*** Records to process ***

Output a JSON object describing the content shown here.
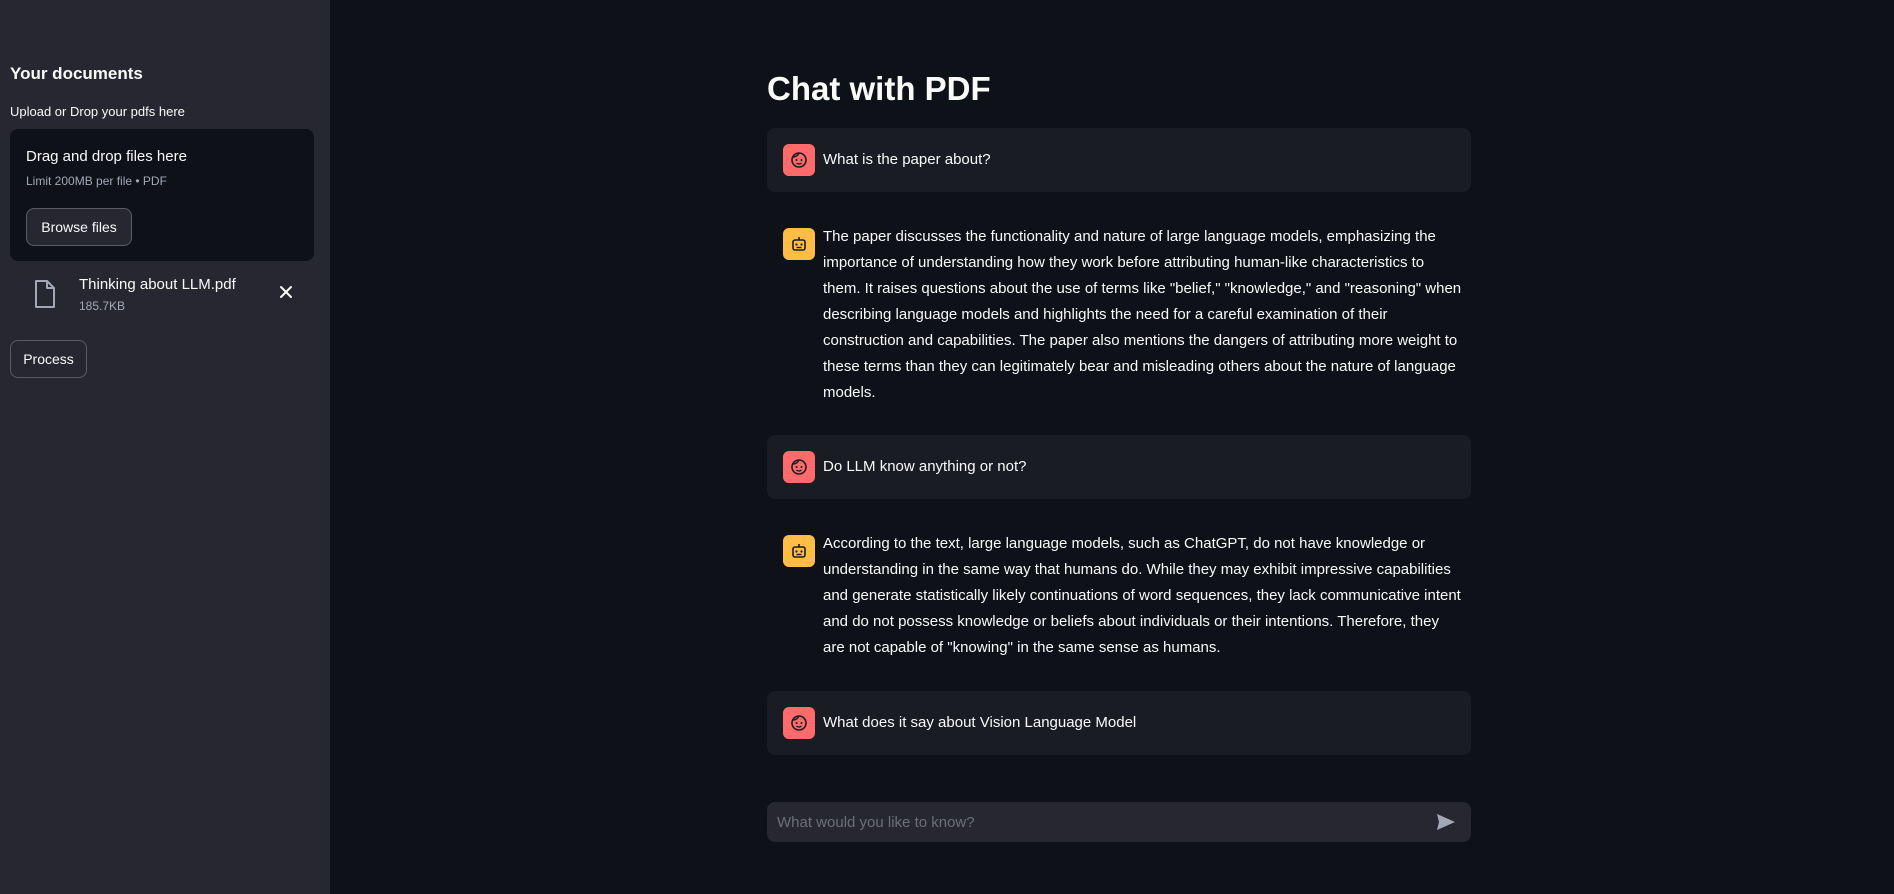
{
  "sidebar": {
    "heading": "Your documents",
    "upload_label": "Upload or Drop your pdfs here",
    "dropzone": {
      "title": "Drag and drop files here",
      "limit": "Limit 200MB per file • PDF",
      "browse_label": "Browse files"
    },
    "file": {
      "name": "Thinking about LLM.pdf",
      "size": "185.7KB",
      "icon": "file-icon"
    },
    "process_label": "Process"
  },
  "main": {
    "title": "Chat with PDF",
    "messages": [
      {
        "role": "user",
        "text": "What is the paper about?"
      },
      {
        "role": "assistant",
        "text": "The paper discusses the functionality and nature of large language models, emphasizing the importance of understanding how they work before attributing human-like characteristics to them. It raises questions about the use of terms like \"belief,\" \"knowledge,\" and \"reasoning\" when describing language models and highlights the need for a careful examination of their construction and capabilities. The paper also mentions the dangers of attributing more weight to these terms than they can legitimately bear and misleading others about the nature of language models."
      },
      {
        "role": "user",
        "text": "Do LLM know anything or not?"
      },
      {
        "role": "assistant",
        "text": "According to the text, large language models, such as ChatGPT, do not have knowledge or understanding in the same way that humans do. While they may exhibit impressive capabilities and generate statistically likely continuations of word sequences, they lack communicative intent and do not possess knowledge or beliefs about individuals or their intentions. Therefore, they are not capable of \"knowing\" in the same sense as humans."
      },
      {
        "role": "user",
        "text": "What does it say about Vision Language Model"
      }
    ],
    "input": {
      "placeholder": "What would you like to know?",
      "value": ""
    }
  },
  "colors": {
    "sidebar_bg": "#262730",
    "main_bg": "#0e1117",
    "user_avatar": "#ff6b6b",
    "assistant_avatar": "#ffbd45",
    "user_msg_bg": "#1a1c24"
  }
}
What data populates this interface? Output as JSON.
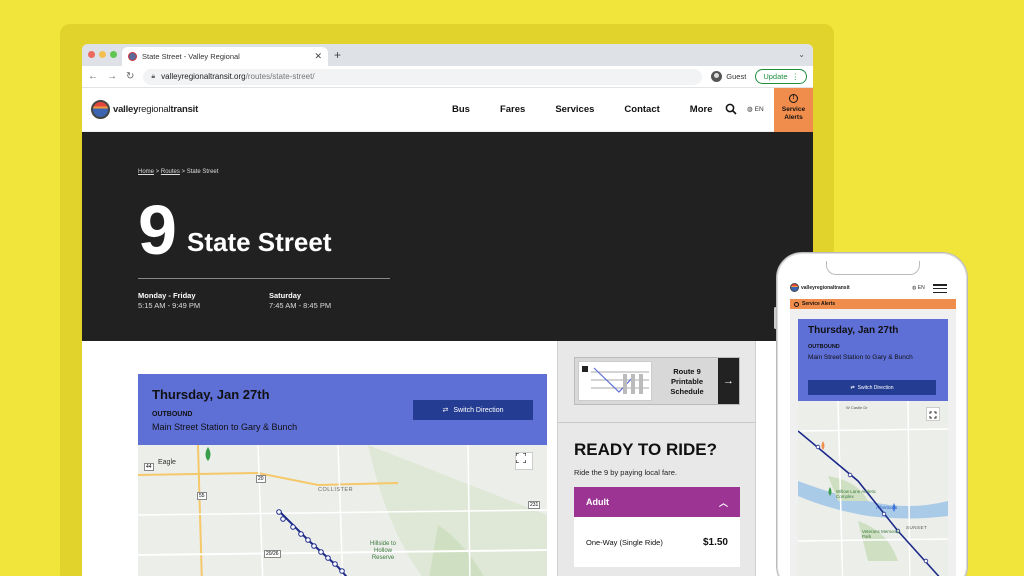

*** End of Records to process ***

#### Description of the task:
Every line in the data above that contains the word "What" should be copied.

#### Written solution:
        "text": "What is the paper about?"
        "text": "What does it say about Vision Language Model"
      "placeholder": "What would you like to know?",
What data populates this interface? Output as JSON.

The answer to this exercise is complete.